    Degree shifting. The notation and ideas of this section are vital for the rest of the course. First we recall Schanuel’s Lemma.

    Proposition 1.8. Let R be a ring and let M be an R-module. Suppose that P1 and P2 are projective modules and that θ1 : P1 −→ M , θ2 : P2 −→ M are surjective homomorphisms. Let Ki be the kernel of θi for i = 1, 2. Then K1 ⊕ P2 ∼= K2 ⊕ P1.

    If M is a finitely generated kG-module, then there exists a finitely generated projective cover θ : P −→ M . That is, P is a projective module of least dimension such that there is a surjective homomophism (theta) onto M . We denote the kernel

  • 4 JON F. CARLSON

    of θ by Ω(M). Notice that Ω(M) has no projective submodule, because if Q were a projective submodule of Ω(M), then Q would be a projective and also injective submodule of P . Hence Q would be a direct summand of P , thus contradicting the minimality of P . Moreover, Ω(M) is uniquely defined in the sense that if γ : Q −→ M is any surjective homomorphism with Q projective, then by Schanuel’s Lemma the kernel of γ is Ω(M) ⊕ (proj), where by ⊕ (proj) we mean the direct sum with some projective module.

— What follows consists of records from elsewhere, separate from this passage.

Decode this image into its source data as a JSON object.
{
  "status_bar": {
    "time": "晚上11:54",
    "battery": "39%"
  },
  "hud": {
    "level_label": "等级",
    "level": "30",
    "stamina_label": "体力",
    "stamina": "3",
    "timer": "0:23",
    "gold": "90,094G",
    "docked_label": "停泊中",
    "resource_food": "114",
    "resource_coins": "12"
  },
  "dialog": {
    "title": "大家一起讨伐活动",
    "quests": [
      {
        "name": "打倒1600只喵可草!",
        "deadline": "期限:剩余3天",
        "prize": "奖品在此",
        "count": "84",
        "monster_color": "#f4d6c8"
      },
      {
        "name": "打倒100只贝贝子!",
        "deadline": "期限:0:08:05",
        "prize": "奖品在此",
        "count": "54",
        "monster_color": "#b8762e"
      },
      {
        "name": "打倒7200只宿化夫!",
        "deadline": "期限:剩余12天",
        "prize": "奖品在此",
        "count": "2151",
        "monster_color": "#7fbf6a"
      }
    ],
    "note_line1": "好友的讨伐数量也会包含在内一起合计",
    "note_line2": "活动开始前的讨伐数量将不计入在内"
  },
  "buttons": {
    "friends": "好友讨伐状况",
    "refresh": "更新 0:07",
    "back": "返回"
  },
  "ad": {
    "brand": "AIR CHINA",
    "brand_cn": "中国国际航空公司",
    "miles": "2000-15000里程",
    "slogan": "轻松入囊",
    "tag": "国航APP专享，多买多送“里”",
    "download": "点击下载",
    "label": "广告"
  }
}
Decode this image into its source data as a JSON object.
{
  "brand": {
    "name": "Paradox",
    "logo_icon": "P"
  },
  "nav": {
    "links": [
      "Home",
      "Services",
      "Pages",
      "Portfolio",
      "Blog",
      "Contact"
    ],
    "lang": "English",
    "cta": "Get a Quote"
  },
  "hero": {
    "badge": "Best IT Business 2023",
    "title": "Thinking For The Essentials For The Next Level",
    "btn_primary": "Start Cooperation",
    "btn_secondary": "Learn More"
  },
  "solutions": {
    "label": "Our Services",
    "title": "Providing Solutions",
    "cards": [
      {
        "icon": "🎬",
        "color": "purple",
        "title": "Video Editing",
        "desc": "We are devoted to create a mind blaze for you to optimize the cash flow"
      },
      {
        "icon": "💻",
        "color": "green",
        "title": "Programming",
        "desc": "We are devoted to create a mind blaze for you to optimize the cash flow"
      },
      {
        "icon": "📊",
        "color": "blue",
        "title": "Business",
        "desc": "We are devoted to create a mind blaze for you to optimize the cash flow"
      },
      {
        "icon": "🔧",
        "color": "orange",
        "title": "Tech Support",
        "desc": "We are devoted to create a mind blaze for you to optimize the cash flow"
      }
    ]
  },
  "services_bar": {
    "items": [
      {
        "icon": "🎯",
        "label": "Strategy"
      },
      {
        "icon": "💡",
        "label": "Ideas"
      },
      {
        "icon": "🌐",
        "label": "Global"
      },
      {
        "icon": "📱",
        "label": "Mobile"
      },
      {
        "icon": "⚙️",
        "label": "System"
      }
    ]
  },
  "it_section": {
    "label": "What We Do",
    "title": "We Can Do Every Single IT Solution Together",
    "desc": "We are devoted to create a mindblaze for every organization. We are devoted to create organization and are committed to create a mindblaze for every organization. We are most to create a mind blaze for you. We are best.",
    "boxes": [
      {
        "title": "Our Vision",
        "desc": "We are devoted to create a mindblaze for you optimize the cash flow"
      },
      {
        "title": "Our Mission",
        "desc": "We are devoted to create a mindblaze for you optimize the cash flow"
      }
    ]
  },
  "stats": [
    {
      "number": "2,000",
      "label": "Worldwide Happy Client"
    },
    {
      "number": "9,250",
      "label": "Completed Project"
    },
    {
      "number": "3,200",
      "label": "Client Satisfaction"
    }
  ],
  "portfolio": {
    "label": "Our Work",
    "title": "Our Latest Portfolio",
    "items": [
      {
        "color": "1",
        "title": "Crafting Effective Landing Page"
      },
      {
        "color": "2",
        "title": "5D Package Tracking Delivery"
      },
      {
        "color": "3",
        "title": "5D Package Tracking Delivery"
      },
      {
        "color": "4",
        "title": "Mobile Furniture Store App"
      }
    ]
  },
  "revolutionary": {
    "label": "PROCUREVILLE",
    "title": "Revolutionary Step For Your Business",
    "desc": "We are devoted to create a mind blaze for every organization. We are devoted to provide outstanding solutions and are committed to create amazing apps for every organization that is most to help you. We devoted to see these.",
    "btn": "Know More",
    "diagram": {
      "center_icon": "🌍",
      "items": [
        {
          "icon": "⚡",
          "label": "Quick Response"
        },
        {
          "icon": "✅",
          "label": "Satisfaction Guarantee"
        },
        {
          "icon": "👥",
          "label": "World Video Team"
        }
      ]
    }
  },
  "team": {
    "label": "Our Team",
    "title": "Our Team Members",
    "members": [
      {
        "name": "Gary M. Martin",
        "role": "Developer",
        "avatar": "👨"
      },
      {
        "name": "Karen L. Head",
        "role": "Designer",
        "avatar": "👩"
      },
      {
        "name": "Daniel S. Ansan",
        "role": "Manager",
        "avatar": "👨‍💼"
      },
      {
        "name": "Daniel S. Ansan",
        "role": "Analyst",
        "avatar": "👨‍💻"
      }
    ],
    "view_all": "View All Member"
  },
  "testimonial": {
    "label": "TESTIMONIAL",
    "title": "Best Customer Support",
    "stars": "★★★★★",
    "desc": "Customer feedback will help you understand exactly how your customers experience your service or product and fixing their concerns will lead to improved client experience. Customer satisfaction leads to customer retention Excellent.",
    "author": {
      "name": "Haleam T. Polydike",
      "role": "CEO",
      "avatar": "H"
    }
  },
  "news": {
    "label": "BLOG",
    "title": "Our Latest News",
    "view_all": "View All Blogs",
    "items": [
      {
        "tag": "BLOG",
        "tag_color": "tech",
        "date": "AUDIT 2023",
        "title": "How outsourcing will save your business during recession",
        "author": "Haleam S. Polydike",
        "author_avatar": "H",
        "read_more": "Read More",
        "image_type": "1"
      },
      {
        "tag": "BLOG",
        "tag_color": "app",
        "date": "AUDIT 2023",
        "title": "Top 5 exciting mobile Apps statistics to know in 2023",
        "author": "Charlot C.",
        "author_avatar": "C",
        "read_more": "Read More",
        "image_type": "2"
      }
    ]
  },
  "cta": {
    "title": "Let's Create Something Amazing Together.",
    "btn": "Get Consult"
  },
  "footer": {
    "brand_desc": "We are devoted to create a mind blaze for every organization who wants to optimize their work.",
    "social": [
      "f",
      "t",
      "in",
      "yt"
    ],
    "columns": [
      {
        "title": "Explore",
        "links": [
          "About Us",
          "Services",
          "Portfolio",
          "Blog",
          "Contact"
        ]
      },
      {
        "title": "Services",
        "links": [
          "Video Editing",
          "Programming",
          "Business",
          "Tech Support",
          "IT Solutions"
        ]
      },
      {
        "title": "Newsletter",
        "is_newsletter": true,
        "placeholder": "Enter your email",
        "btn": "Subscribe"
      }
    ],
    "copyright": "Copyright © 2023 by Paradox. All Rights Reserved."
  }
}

    Inductively, we define, Ωn(M) = Ω(Ωn−1(M)) for all natural numbers n > 1. For the reasons given Ωn(M) is well defined up to isomorphism. The module M has an injective hull given by θ : M−→Q where Q a smallest injective (projective) module into which M injects. Then the kernel of θ is denoted Ω−1(M) and has no injective (hence projective) submodules. Iterating, we define Ω−n(M) = Ω−1(Ω−n+1(M)) for n > 0. We let Ω0(M) be the nonprojective part of M , the direct sum of all of the nonprojective indecomposable summands of M .

    With the above definitions and some facts that we know about projective modules, we can prove the following very useful result.

    Exercise 1.9. Suppose thatM andN are kG-modules andm and n are any integers. Then

    (1) Ωm(M) ⊗ Ωn(N) ∼= Ωm+n(M ⊗N) ⊕ (proj), and (2) (Ωn(M))∗ ∼= Ω−n(M∗).

    Definition 1.10. A kG-module is an endotrivial module provided its k-endomorphism ring is the direct sum of a trivial module and a projective module. That is, M is endotrivial if and only if

    Homk(M,M) ∼= M ∗ ⊗M ∼= k ⊕ (proj)

    .

    The previous exercise shows that for any integer n, Ωn(k) is an endotrivial module.

    Group algebras of p-groups. Suppose now that G is a p-group. Note that if x ∈ G then (x − 1)p

    n